## TASK TO COMPLETE
Leave out the pictures and output the data verbatim.

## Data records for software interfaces
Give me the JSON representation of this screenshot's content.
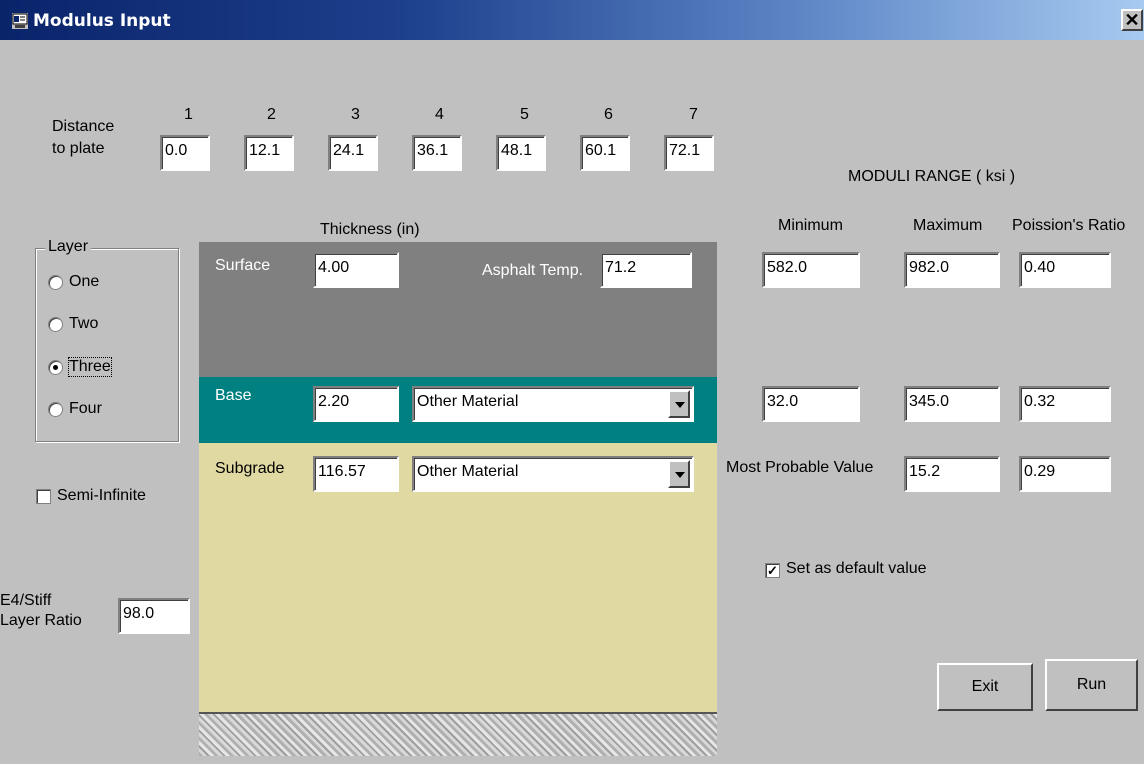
{
  "window": {
    "title": "Modulus Input",
    "close_glyph": "✕"
  },
  "distance": {
    "label_line1": "Distance",
    "label_line2": "to plate",
    "sensors": [
      {
        "num": "1",
        "value": "0.0"
      },
      {
        "num": "2",
        "value": "12.1"
      },
      {
        "num": "3",
        "value": "24.1"
      },
      {
        "num": "4",
        "value": "36.1"
      },
      {
        "num": "5",
        "value": "48.1"
      },
      {
        "num": "6",
        "value": "60.1"
      },
      {
        "num": "7",
        "value": "72.1"
      }
    ]
  },
  "layer": {
    "legend": "Layer",
    "options": [
      "One",
      "Two",
      "Three",
      "Four"
    ],
    "selected": "Three"
  },
  "semi_infinite": {
    "label": "Semi-Infinite",
    "checked": false
  },
  "e4_ratio": {
    "label_line1": "E4/Stiff",
    "label_line2": "Layer Ratio",
    "value": "98.0"
  },
  "thickness_header": "Thickness (in)",
  "surface": {
    "label": "Surface",
    "thickness": "4.00",
    "temp_label": "Asphalt Temp.",
    "temp_value": "71.2"
  },
  "base": {
    "label": "Base",
    "thickness": "2.20",
    "material": "Other Material"
  },
  "subgrade": {
    "label": "Subgrade",
    "thickness": "116.57",
    "material": "Other Material"
  },
  "moduli": {
    "header": "MODULI RANGE  ( ksi )",
    "col_min": "Minimum",
    "col_max": "Maximum",
    "col_ratio": "Poission's Ratio",
    "surface": {
      "min": "582.0",
      "max": "982.0",
      "ratio": "0.40"
    },
    "base": {
      "min": "32.0",
      "max": "345.0",
      "ratio": "0.32"
    },
    "subgrade": {
      "label": "Most Probable Value",
      "value": "15.2",
      "ratio": "0.29"
    }
  },
  "default_value": {
    "label": "Set as default value",
    "checked": true
  },
  "buttons": {
    "exit": "Exit",
    "run": "Run"
  },
  "colors": {
    "surface": "#808080",
    "base": "#008080",
    "subgrade": "#e1d9a2",
    "titlebar": "#0a246a"
  }
}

## SOLUTION TO THIS PROBLEM
Give me the JSON representation of this screenshot's content.
{
  "window": {
    "title": "Modulus Input",
    "close_glyph": "✕"
  },
  "distance": {
    "label_line1": "Distance",
    "label_line2": "to plate",
    "sensors": [
      {
        "num": "1",
        "value": "0.0"
      },
      {
        "num": "2",
        "value": "12.1"
      },
      {
        "num": "3",
        "value": "24.1"
      },
      {
        "num": "4",
        "value": "36.1"
      },
      {
        "num": "5",
        "value": "48.1"
      },
      {
        "num": "6",
        "value": "60.1"
      },
      {
        "num": "7",
        "value": "72.1"
      }
    ]
  },
  "layer": {
    "legend": "Layer",
    "options": [
      "One",
      "Two",
      "Three",
      "Four"
    ],
    "selected": "Three"
  },
  "semi_infinite": {
    "label": "Semi-Infinite",
    "checked": false
  },
  "e4_ratio": {
    "label_line1": "E4/Stiff",
    "label_line2": "Layer Ratio",
    "value": "98.0"
  },
  "thickness_header": "Thickness (in)",
  "surface": {
    "label": "Surface",
    "thickness": "4.00",
    "temp_label": "Asphalt Temp.",
    "temp_value": "71.2"
  },
  "base": {
    "label": "Base",
    "thickness": "2.20",
    "material": "Other Material"
  },
  "subgrade": {
    "label": "Subgrade",
    "thickness": "116.57",
    "material": "Other Material"
  },
  "moduli": {
    "header": "MODULI RANGE  ( ksi )",
    "col_min": "Minimum",
    "col_max": "Maximum",
    "col_ratio": "Poission's Ratio",
    "surface": {
      "min": "582.0",
      "max": "982.0",
      "ratio": "0.40"
    },
    "base": {
      "min": "32.0",
      "max": "345.0",
      "ratio": "0.32"
    },
    "subgrade": {
      "label": "Most Probable Value",
      "value": "15.2",
      "ratio": "0.29"
    }
  },
  "default_value": {
    "label": "Set as default value",
    "checked": true
  },
  "buttons": {
    "exit": "Exit",
    "run": "Run"
  },
  "colors": {
    "surface": "#808080",
    "base": "#008080",
    "subgrade": "#e1d9a2",
    "titlebar": "#0a246a"
  }
}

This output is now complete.